### Directions for this task:
Restate every entry verbatim; drop the pictures.

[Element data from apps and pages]
+---+

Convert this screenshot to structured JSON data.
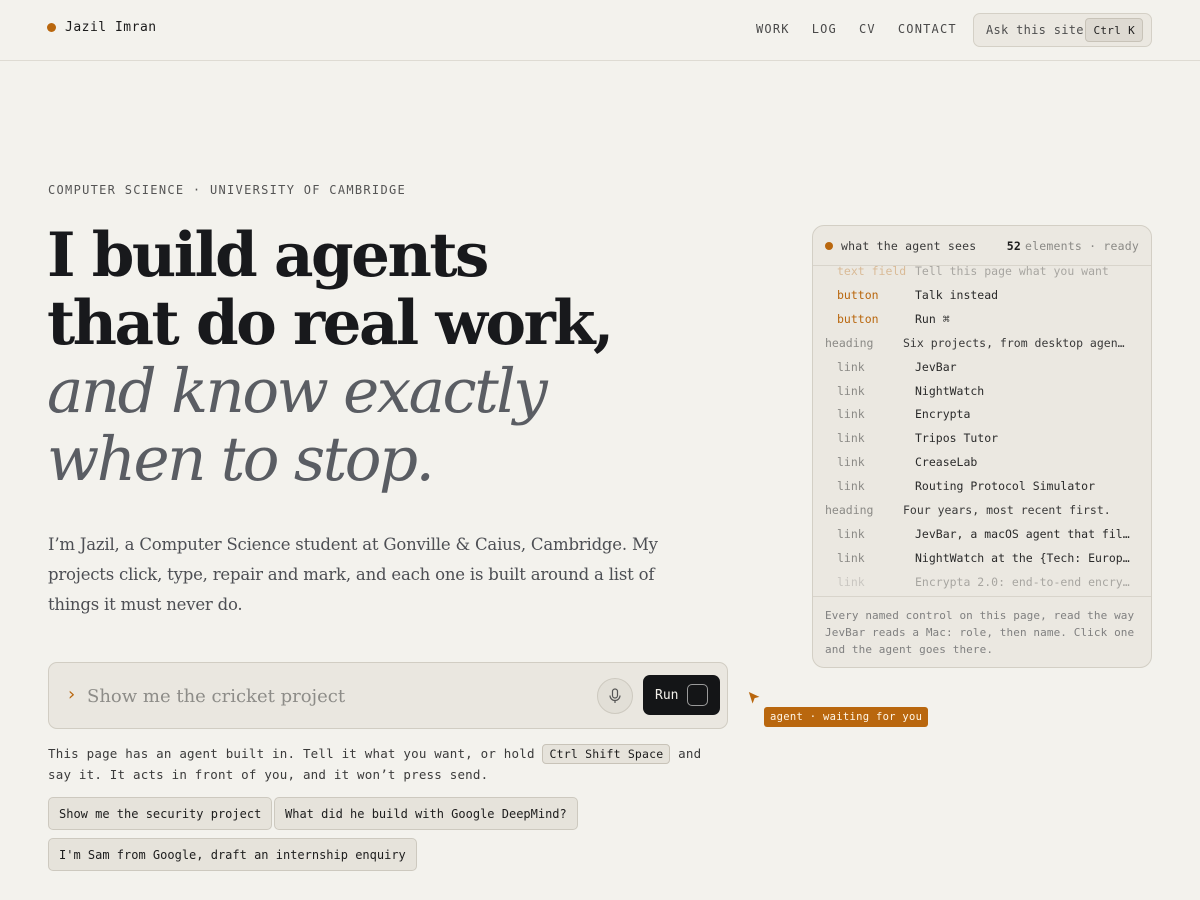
{
  "header": {
    "brand": "Jazil Imran",
    "nav": [
      "WORK",
      "LOG",
      "CV",
      "CONTACT"
    ],
    "ask_label": "Ask this site",
    "ask_shortcut": "Ctrl K"
  },
  "hero": {
    "eyebrow": "COMPUTER SCIENCE · UNIVERSITY OF CAMBRIDGE",
    "title_lines": [
      "I build agents",
      "that do real work,"
    ],
    "title_italic_lines": [
      "and know exactly",
      "when to stop."
    ],
    "intro": "I’m Jazil, a Computer Science student at Gonville & Caius, Cambridge. My projects click, type, repair and mark, and each one is built around a list of things it must never do."
  },
  "command": {
    "placeholder": "Show me the cricket project",
    "run_label": "Run",
    "helper_before": "This page has an agent built in. Tell it what you want, or hold",
    "helper_shortcut": "Ctrl Shift Space",
    "helper_after": "and say it. It acts in front of you, and it won’t press send."
  },
  "suggestions": [
    "Show me the security project",
    "What did he build with Google DeepMind?",
    "I'm Sam from Google, draft an internship enquiry"
  ],
  "agent_panel": {
    "title": "what the agent sees",
    "count": "52",
    "count_suffix": "elements · ready",
    "rows": [
      {
        "role": "text field",
        "name": "Tell this page what you want",
        "kind": "field"
      },
      {
        "role": "button",
        "name": "Talk instead",
        "kind": "button"
      },
      {
        "role": "button",
        "name": "Run ⌘",
        "kind": "button"
      },
      {
        "role": "heading",
        "name": "Six projects, from desktop agen…",
        "kind": "heading"
      },
      {
        "role": "link",
        "name": "JevBar",
        "kind": "link"
      },
      {
        "role": "link",
        "name": "NightWatch",
        "kind": "link"
      },
      {
        "role": "link",
        "name": "Encrypta",
        "kind": "link"
      },
      {
        "role": "link",
        "name": "Tripos Tutor",
        "kind": "link"
      },
      {
        "role": "link",
        "name": "CreaseLab",
        "kind": "link"
      },
      {
        "role": "link",
        "name": "Routing Protocol Simulator",
        "kind": "link"
      },
      {
        "role": "heading",
        "name": "Four years, most recent first.",
        "kind": "heading"
      },
      {
        "role": "link",
        "name": "JevBar, a macOS agent that fil…",
        "kind": "link"
      },
      {
        "role": "link",
        "name": "NightWatch at the {Tech: Europ…",
        "kind": "link"
      },
      {
        "role": "link",
        "name": "Encrypta 2.0: end-to-end encry…",
        "kind": "link"
      }
    ],
    "footer": "Every named control on this page, read the way JevBar reads a Mac: role, then name. Click one and the agent goes there."
  },
  "cursor_tag": "agent · waiting for you",
  "colors": {
    "accent": "#b9670e",
    "background": "#f3f2ed",
    "ink": "#18191c"
  }
}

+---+

### Task result:
Convert this screenshot to structured JSON data.
{
  "header": {
    "brand": "Jazil Imran",
    "nav": [
      "WORK",
      "LOG",
      "CV",
      "CONTACT"
    ],
    "ask_label": "Ask this site",
    "ask_shortcut": "Ctrl K"
  },
  "hero": {
    "eyebrow": "COMPUTER SCIENCE · UNIVERSITY OF CAMBRIDGE",
    "title_lines": [
      "I build agents",
      "that do real work,"
    ],
    "title_italic_lines": [
      "and know exactly",
      "when to stop."
    ],
    "intro": "I’m Jazil, a Computer Science student at Gonville & Caius, Cambridge. My projects click, type, repair and mark, and each one is built around a list of things it must never do."
  },
  "command": {
    "placeholder": "Show me the cricket project",
    "run_label": "Run",
    "helper_before": "This page has an agent built in. Tell it what you want, or hold",
    "helper_shortcut": "Ctrl Shift Space",
    "helper_after": "and say it. It acts in front of you, and it won’t press send."
  },
  "suggestions": [
    "Show me the security project",
    "What did he build with Google DeepMind?",
    "I'm Sam from Google, draft an internship enquiry"
  ],
  "agent_panel": {
    "title": "what the agent sees",
    "count": "52",
    "count_suffix": "elements · ready",
    "rows": [
      {
        "role": "text field",
        "name": "Tell this page what you want",
        "kind": "field"
      },
      {
        "role": "button",
        "name": "Talk instead",
        "kind": "button"
      },
      {
        "role": "button",
        "name": "Run ⌘",
        "kind": "button"
      },
      {
        "role": "heading",
        "name": "Six projects, from desktop agen…",
        "kind": "heading"
      },
      {
        "role": "link",
        "name": "JevBar",
        "kind": "link"
      },
      {
        "role": "link",
        "name": "NightWatch",
        "kind": "link"
      },
      {
        "role": "link",
        "name": "Encrypta",
        "kind": "link"
      },
      {
        "role": "link",
        "name": "Tripos Tutor",
        "kind": "link"
      },
      {
        "role": "link",
        "name": "CreaseLab",
        "kind": "link"
      },
      {
        "role": "link",
        "name": "Routing Protocol Simulator",
        "kind": "link"
      },
      {
        "role": "heading",
        "name": "Four years, most recent first.",
        "kind": "heading"
      },
      {
        "role": "link",
        "name": "JevBar, a macOS agent that fil…",
        "kind": "link"
      },
      {
        "role": "link",
        "name": "NightWatch at the {Tech: Europ…",
        "kind": "link"
      },
      {
        "role": "link",
        "name": "Encrypta 2.0: end-to-end encry…",
        "kind": "link"
      }
    ],
    "footer": "Every named control on this page, read the way JevBar reads a Mac: role, then name. Click one and the agent goes there."
  },
  "cursor_tag": "agent · waiting for you",
  "colors": {
    "accent": "#b9670e",
    "background": "#f3f2ed",
    "ink": "#18191c"
  }
}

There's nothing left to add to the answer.